Around 207 species of birds call Natural Bridges home or travel through the monument during their migration each year. Turkey vultures, ravens, pinyon jay and canyon wrens are commonly seen flying the skies.
A number of mammals, including nine species of mice and rats, can be found scurrying about. Keep an eye out for desert cottontails and mule deer that are often seen by visitors.
The only reptiles found in Natural Bridges are lizards and snakes. One of those snakes is the prairie rattlesnake though, so watch where you step.
A few varieties of toad and one species of salamander (tiger salamander) also call the monument home.
The Natural Bridges campground is located right next to the visitor center and has thirteen spots available on a first-come, first-served basis.
Each site has a firepit, grill, picnic table, and tent pad. No water, electricity or other hook-ups are available.
The campground is open year-round, the fee is $15 and there is a 26-foot length limit.
The monument is open 24 hours a day all year long.
The visitor center is open 9 AM-4 PM every day.
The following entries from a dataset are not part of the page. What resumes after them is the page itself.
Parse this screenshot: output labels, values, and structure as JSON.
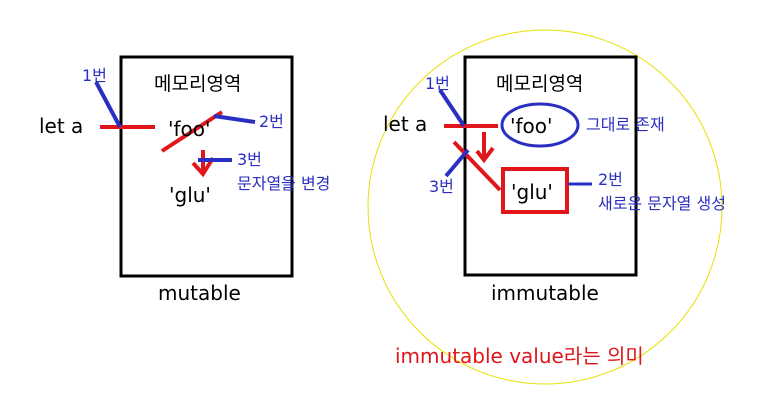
{
  "left": {
    "box_title": "메모리영역",
    "var_label": "let a",
    "value_old": "'foo'",
    "value_new": "'glu'",
    "caption": "mutable",
    "step1": "1번",
    "step2": "2번",
    "step3": "3번",
    "step3_note": "문자열을 변경"
  },
  "right": {
    "box_title": "메모리영역",
    "var_label": "let a",
    "value_old": "'foo'",
    "value_new": "'glu'",
    "caption": "immutable",
    "step1": "1번",
    "step2": "2번",
    "step3": "3번",
    "old_note": "그대로 존재",
    "new_note": "새로운 문자열 생성"
  },
  "footer": "immutable value라는 의미",
  "colors": {
    "red": "#e0161b",
    "blue": "#2a2fc2",
    "yellow": "#e8e000"
  }
}
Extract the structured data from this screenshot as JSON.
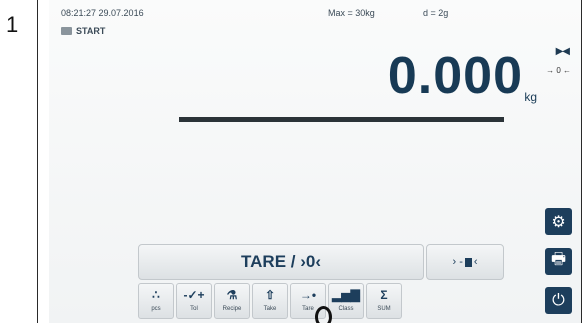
{
  "step_number": "1",
  "status": {
    "datetime": "08:21:27 29.07.2016",
    "max": "Max = 30kg",
    "d": "d = 2g"
  },
  "mode_label": "START",
  "indicators": {
    "stability_icon": "bowtie-icon",
    "zero_indicator": "→ 0 ←"
  },
  "display": {
    "weight": "0.000",
    "unit": "kg"
  },
  "buttons": {
    "tare_label": "TARE / ›0‹",
    "zero_label_left": "› -",
    "zero_label_right": "‹"
  },
  "side_buttons": {
    "settings_icon": "⚙",
    "print_icon": "🖶",
    "power_icon": "⏻"
  },
  "function_keys": [
    {
      "icon": "∴",
      "label": "pcs"
    },
    {
      "icon": "-✓+",
      "label": "Tol"
    },
    {
      "icon": "⚗",
      "label": "Recipe"
    },
    {
      "icon": "⇧",
      "label": "Take"
    },
    {
      "icon": "→•",
      "label": "Tare"
    },
    {
      "icon": "▂▅▇",
      "label": "Class"
    },
    {
      "icon": "Σ",
      "label": "SUM"
    }
  ]
}
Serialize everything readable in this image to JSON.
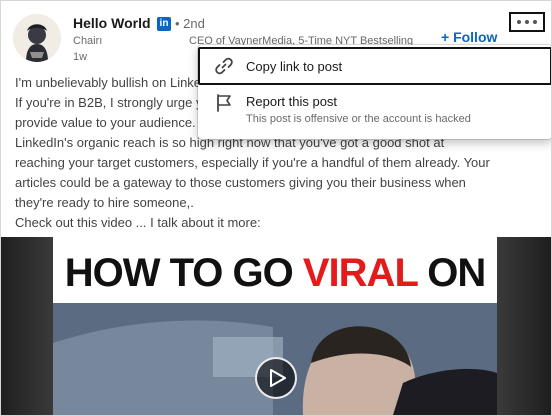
{
  "author": {
    "name": "Hello World",
    "badge": "in",
    "degree": "• 2nd",
    "headline": "Chairı",
    "headline_overflow": "CEO of VaynerMedia, 5-Time NYT Bestselling",
    "time_ago": "1w"
  },
  "follow_label": "+ Follow",
  "more_icon": "more-horizontal-icon",
  "post_lines": [
    "I'm unbelievably bullish on LinkedIn right now.",
    "If you're in B2B, I strongly urge you to start producing content that will",
    "provide value to your audience.",
    "LinkedIn's organic reach is so high right now that you've got a good shot at",
    "reaching your target customers, especially if you're a handful of them already. Your",
    "articles could be a gateway to those customers giving you their business when",
    "they're ready to hire someone,.",
    "Check out this video ... I talk about it more:"
  ],
  "video": {
    "title_before": "HOW TO GO ",
    "title_highlight": "VIRAL",
    "title_after": " ON",
    "highlight_color": "#e21b1b"
  },
  "menu": {
    "copy_label": "Copy link to post",
    "copy_icon": "link-icon",
    "report_label": "Report this post",
    "report_sub": "This post is offensive or the account is hacked",
    "report_icon": "flag-icon"
  },
  "colors": {
    "brand": "#0a66c2"
  }
}
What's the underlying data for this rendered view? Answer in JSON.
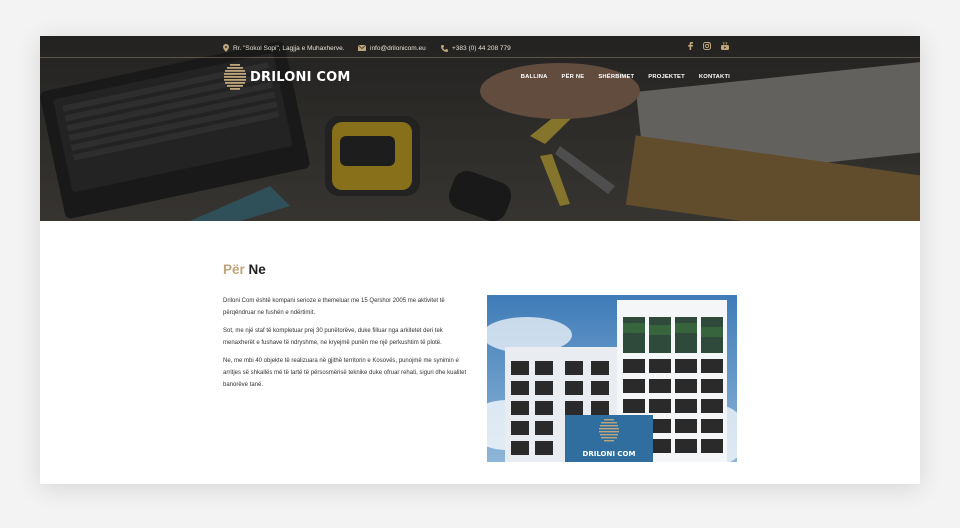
{
  "topbar": {
    "address": "Rr. \"Sokol Sopi\", Lagjja e Muhaxherve.",
    "email": "info@drilonicom.eu",
    "phone": "+383 (0) 44 208 779",
    "social": [
      "facebook-icon",
      "instagram-icon",
      "youtube-icon"
    ]
  },
  "brand": {
    "name": "DRILONI COM"
  },
  "nav": {
    "items": [
      {
        "label": "BALLINA"
      },
      {
        "label": "PËR NE"
      },
      {
        "label": "SHËRBIMET"
      },
      {
        "label": "PROJEKTET"
      },
      {
        "label": "KONTAKTI"
      }
    ]
  },
  "about": {
    "title_part1": "Për",
    "title_part2": "Ne",
    "paragraphs": [
      "Driloni Com është kompani serioze e themeluar me 15 Qershor 2005 me aktivitet të përqëndruar ne fushën e ndërtimit.",
      "Sot, me një staf të kompletuar prej 30 punëtorëve, duke filluar nga arkitetet deri tek menaxherët e fushave të ndryshme, ne kryejmë punën me një perkushtim të plotë.",
      "Ne, me mbi 40 objekte të realizuara në gjithë territorin e Kosovës, punojmë me synimin e arritjes së shkallës më të lartë të përsosmërisë teknike duke ofruar rehati, siguri dhe kualitet banorëve tanë."
    ],
    "image_caption": "DRILONI COM"
  },
  "colors": {
    "accent": "#bfa57a",
    "dark": "#1f1f1f",
    "sky": "#3f7cb8"
  }
}
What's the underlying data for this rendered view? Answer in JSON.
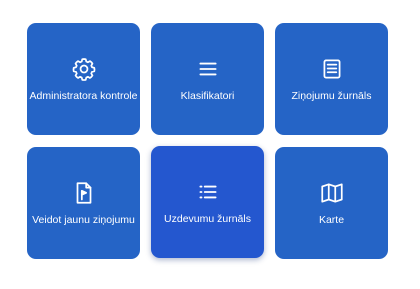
{
  "tiles": [
    {
      "label": "Administratora kontrole",
      "icon": "gear-icon"
    },
    {
      "label": "Klasifikatori",
      "icon": "menu-icon"
    },
    {
      "label": "Ziņojumu žurnāls",
      "icon": "journal-icon"
    },
    {
      "label": "Veidot jaunu ziņojumu",
      "icon": "new-report-flag-icon"
    },
    {
      "label": "Uzdevumu žurnāls",
      "icon": "task-list-icon"
    },
    {
      "label": "Karte",
      "icon": "map-icon"
    }
  ],
  "colors": {
    "tile": "#2564c6",
    "tile_active": "#2457cf",
    "text": "#ffffff",
    "background": "#ffffff"
  }
}
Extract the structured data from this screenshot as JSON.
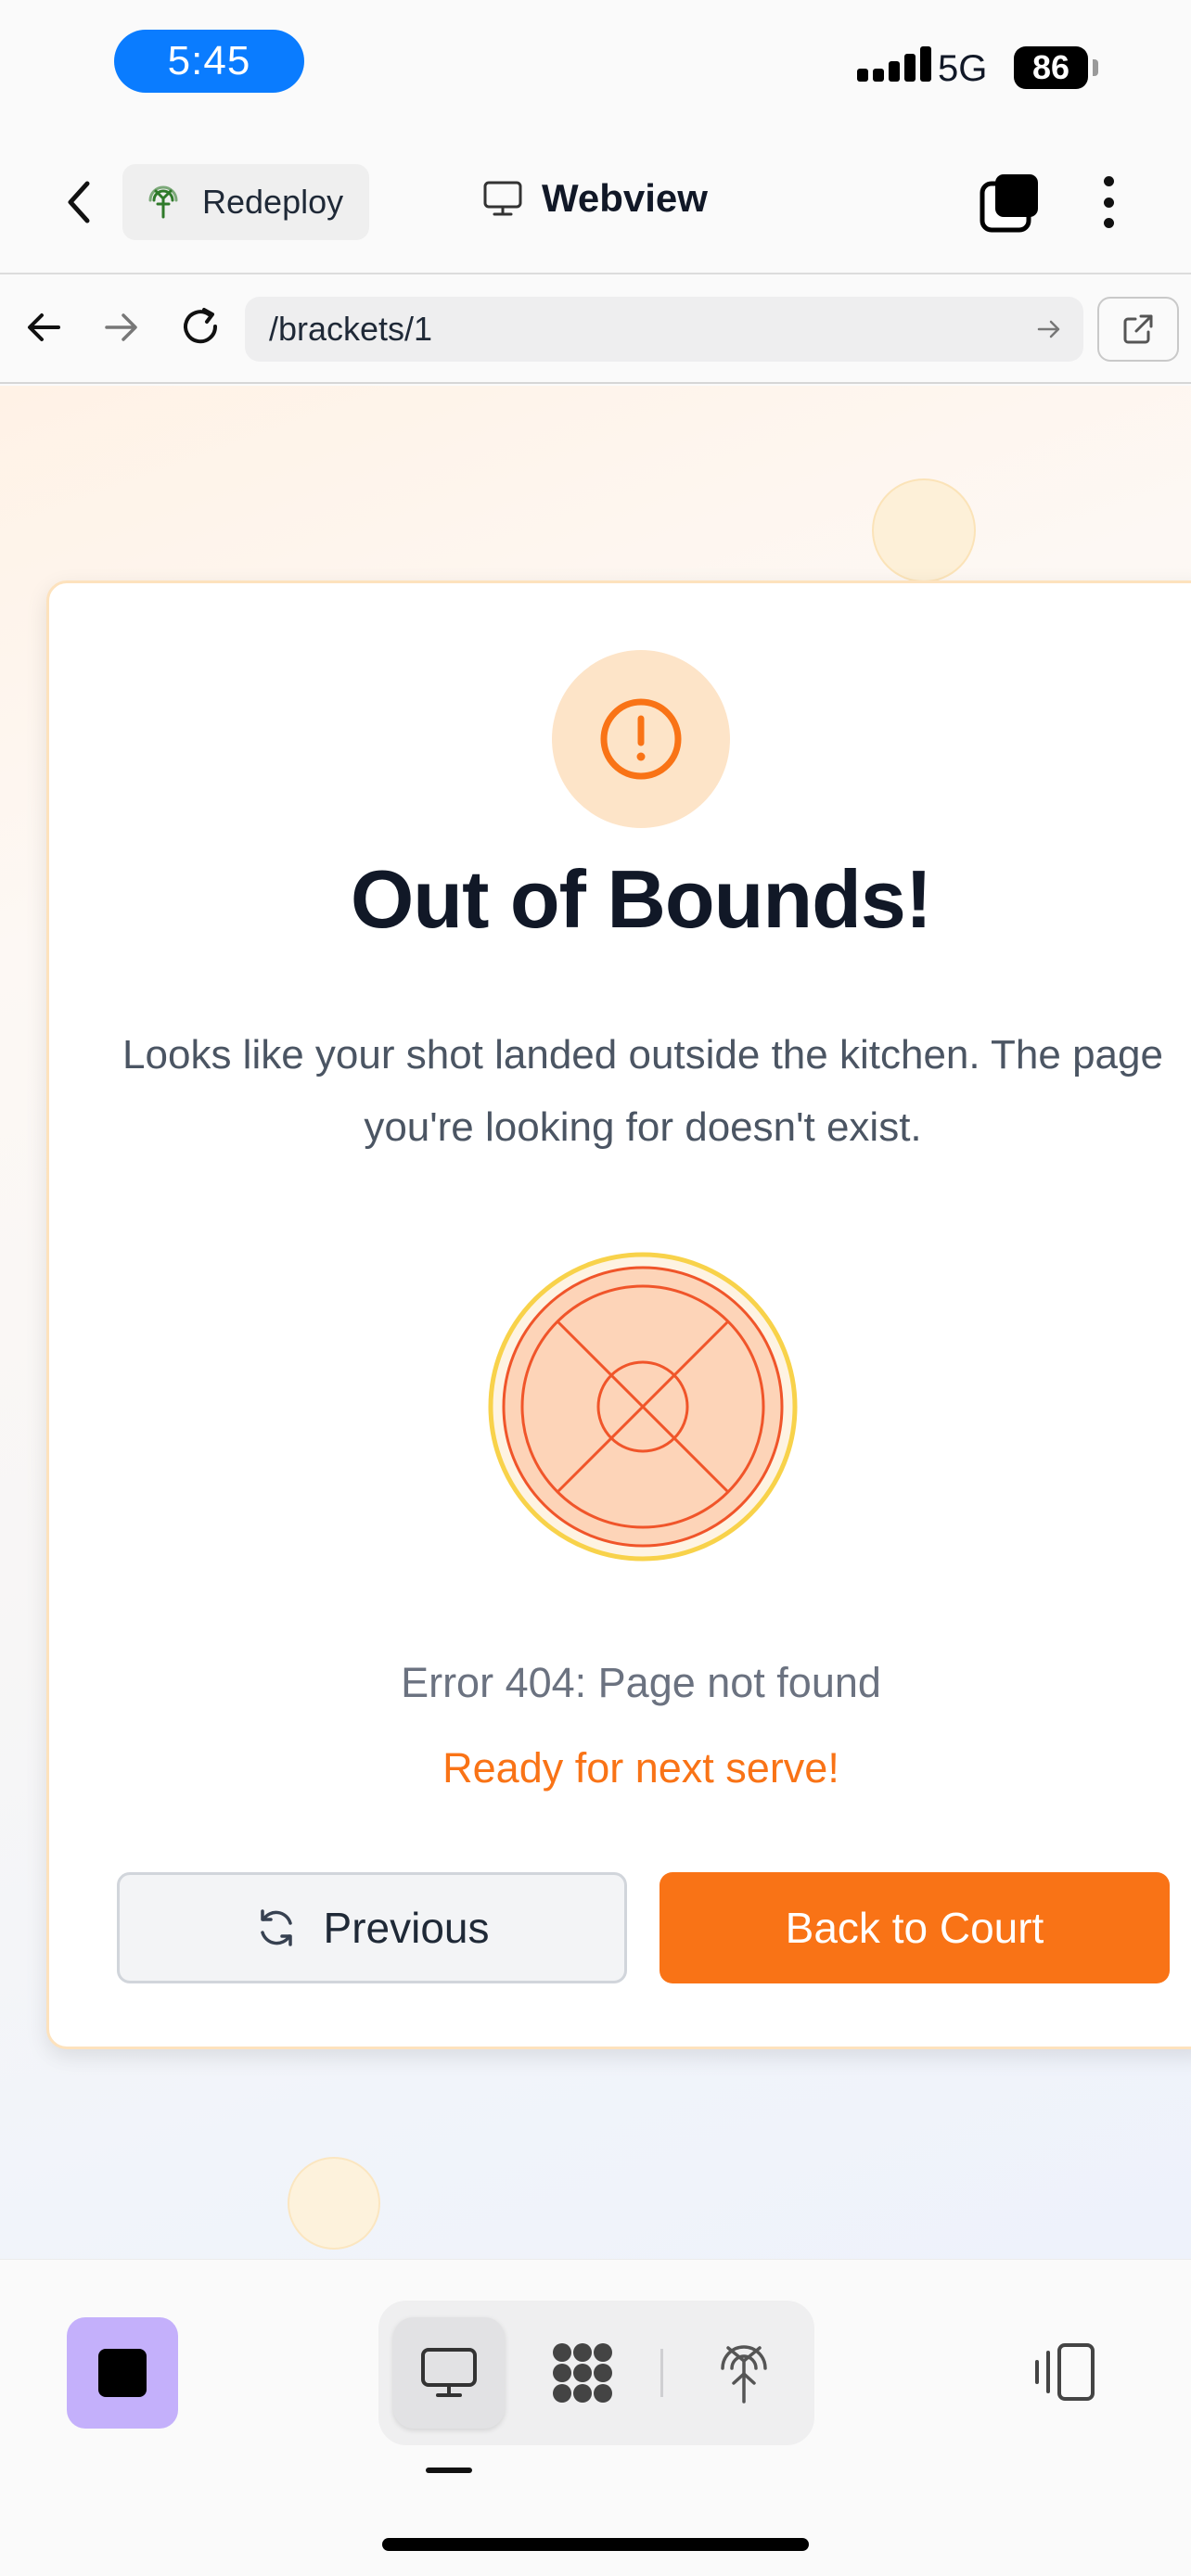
{
  "status_bar": {
    "time": "5:45",
    "network": "5G",
    "battery": "86"
  },
  "header": {
    "redeploy_label": "Redeploy",
    "title": "Webview"
  },
  "urlbar": {
    "url": "/brackets/1"
  },
  "page": {
    "error_title": "Out of Bounds!",
    "error_description": "Looks like your shot landed outside the kitchen. The page you're looking for doesn't exist.",
    "error_code": "Error 404: Page not found",
    "tagline": "Ready for next serve!",
    "previous_label": "Previous",
    "back_label": "Back to Court"
  },
  "colors": {
    "accent": "#f97316",
    "status_pill": "#0a7cff",
    "stop_button": "#c4b0fb"
  },
  "icons": {
    "back": "chevron-left-icon",
    "redeploy": "antenna-icon",
    "webview": "monitor-icon",
    "tabs": "stacked-squares-icon",
    "more": "more-vertical-icon",
    "nav_back": "arrow-left-icon",
    "nav_forward": "arrow-right-icon",
    "reload": "reload-icon",
    "go": "arrow-right-icon",
    "open_external": "external-link-icon",
    "alert": "alert-circle-icon",
    "ball": "pickleball-icon",
    "refresh": "refresh-icon",
    "stop": "stop-icon",
    "desktop": "monitor-icon",
    "grid": "app-grid-icon",
    "deploy": "antenna-icon",
    "panel": "side-panel-icon"
  }
}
During winter hours (November 1 – May 8) they are closed on Tuesday and Wednesday. They are also closed for Thanksgiving, Christmas, and New Year’s days.
Hours may change so check the website or call (435-692-1234) ahead of time.
While at the visitor center watch the park film, browse the exhibits and pick up some souvenirs in the gift shop. Talk with a ranger to get information on the park as well as maps.
Don’t forget to sign the kids up for Junior Ranger packets as well.
Restrooms, trashcans and drinking water are also available at the center.
The visitor center is where you will pay your park entrance fee.
The fee is $20 per vehicle, $15 per motorcycle, and $10 per hiker or bicyclists. Admission fees are good for up to seven days in the monument.
If you have an America the Beautiful Interagency pass (or it’s equivalent) entrance into the park is free.
The scenic drive within the monument is called Bridge View Drive. This one way, nine mile paved loop road will take you to the overlooks for all three bridges, trailheads and the visitor center.
Below I will list the hiking trails that can be found in the monument as well as a brief description of each. We did all the hikes in the park so click on the names to read my blog posts.
Please note, pets are not allowed on any trails in the park.
Sipapu Bridge: This 1.4 mile roundtrip hike has about 450 foot of elevation gain and takes you to the largest bridge in the park. It’s the steepest trail in the park and requires climbing multiple wooden ladders and stairs.
Kachina Bridge: This 1.5 mile roundtrip hike to the widest and youngest bridge in the park has around 460 feet of elevation gain. There are hundreds of steps on the hike, but it’s my favorite bridge in the park.
Owachomo Bridge: This 0.5 mile out and back hike takes you to the smallest, thinnest and possibly oldest bridge in the park with about 180 feet of elevation gain. It’s the shortest hike in the park (except the viewpoints).
Horse Collar Ruin: This 0.6 mile roundtrip hike only has around 50 feet of elevation gain and gives you a a birds-eye view of Horse Collar Ruin. This easy hike has you traveling over slickrock.
Full Loop Trail: This 12 mile primitive and strenuous trail has you hiking through the canyons and over the mesa top as you pass under all three natural bridges. You can shorten this hike by getting off at any bridge trailhead.
I would also like to say I didn’t list the hikes to the viewpoints of each bridge.
They were all extremely short though and located right off of Bridge View Drive. The viewpoints aren’t bad, but if you can hike the trails to the bridges I highly recommend it.
We absolutely loved our visit to Natural Bridges National Monument and can’t wait to go back. We really want to do the full loop trail which I think will give us of a whole new experience of hiking in the park.
We only saw maybe a dozen people during our visit which was awesome. We hate crowds so this place is a great way to see some incredible works of Mother Nature with as few people as possible around.